- After washing clothes, partially dry them in the dryer or dry clothes outside on a clothing line when it’s possible.
- Get a laptop. Desktop computers use more electricity than laptops. Having your laptop wherever you go will give you the chance to work remotely and make some money from basic things like content writing or editing non-native speaker’s copy.
- If you can, use a microwave instead of a conventional oven. Microwaves use about half of the electricity as a standard oven.
- Even better than a microwave, use crock pots and slow cookers. They use about 75% less energy than stove tops or ovens.
- Keep your refrigerator door shut and make sure the seal is tight. The refrigerator has to pull more energy to keep cool if there are leaks in the seal.
- Rinse dishes with cold water before loading them into the dishwasher. By doing this, you can bypass the dishwasher’s pre-rinse cycle to save water and energy.
- Always run full loads when washing/drying clothes, or using the dishwasher. Full loads use no more energy than small loads.
- Replace old appliances with new, energy efficient ones. It’s worth it to invest in these products.
- Install low-flow shower heads. They cost no more than $20 each and will save gallons of hot water a year. If you can afford it, install low-flow toilets as well.
- Fix leaky water faucets and pipes. Each extra drop of water per second can add up to over 150 gallons a week.
- Dust light bulbs and fixtures. Up to 50% of the light can be blocked by a layer of dust.
How to Save Energy on Daily Commutes or Traveling
We’ve all got places to go, and people to see. If we have to drive, let’s take steps to conserve as much energy as we can.
- Do not run your vehicle if it is not necessary. Running your car when you aren’t driving causes more pollution and wastes fuel.
- Park in the shade to keep your car cool during warm weather to reduce air conditioner use.
- Open the windows or keep them shut instead of using the air conditioner or heating system.
- When purchasing a new car, choose one with good mileage. A car that gets 25 miles per gallon burns fuel faster than a car that gets 40 miles per gallon.
- Make sure tires are properly inflated to ensure you are getting the best mileage.

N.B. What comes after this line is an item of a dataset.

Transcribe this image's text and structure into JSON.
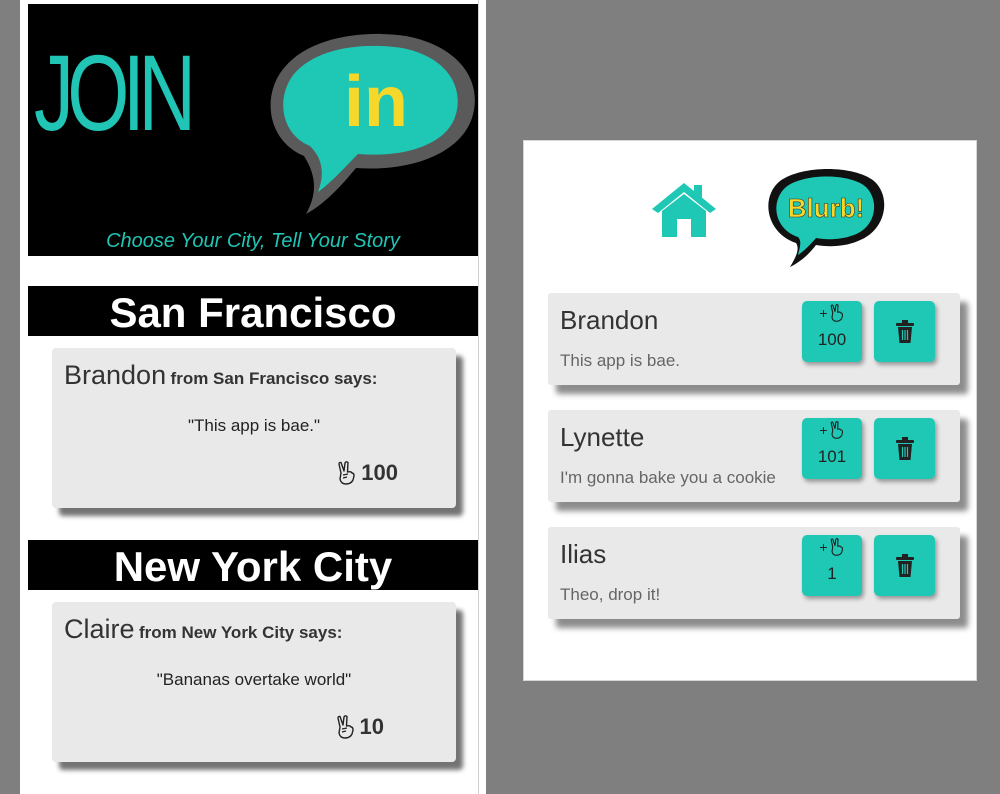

- If at all possible, carpool, walk, bike, or use public transit to save fuel.
Do you use any of the energy tips mentioned? If not, try some of these tips for saving energy and see for yourself how much money you can save. If so, educate your friends and family on the ways to save energy, save money, and help save the environment. You might have other high-tech and easy ways to conserve and save energy that you’d like to share with us, the comment section below is there for you to share them with us.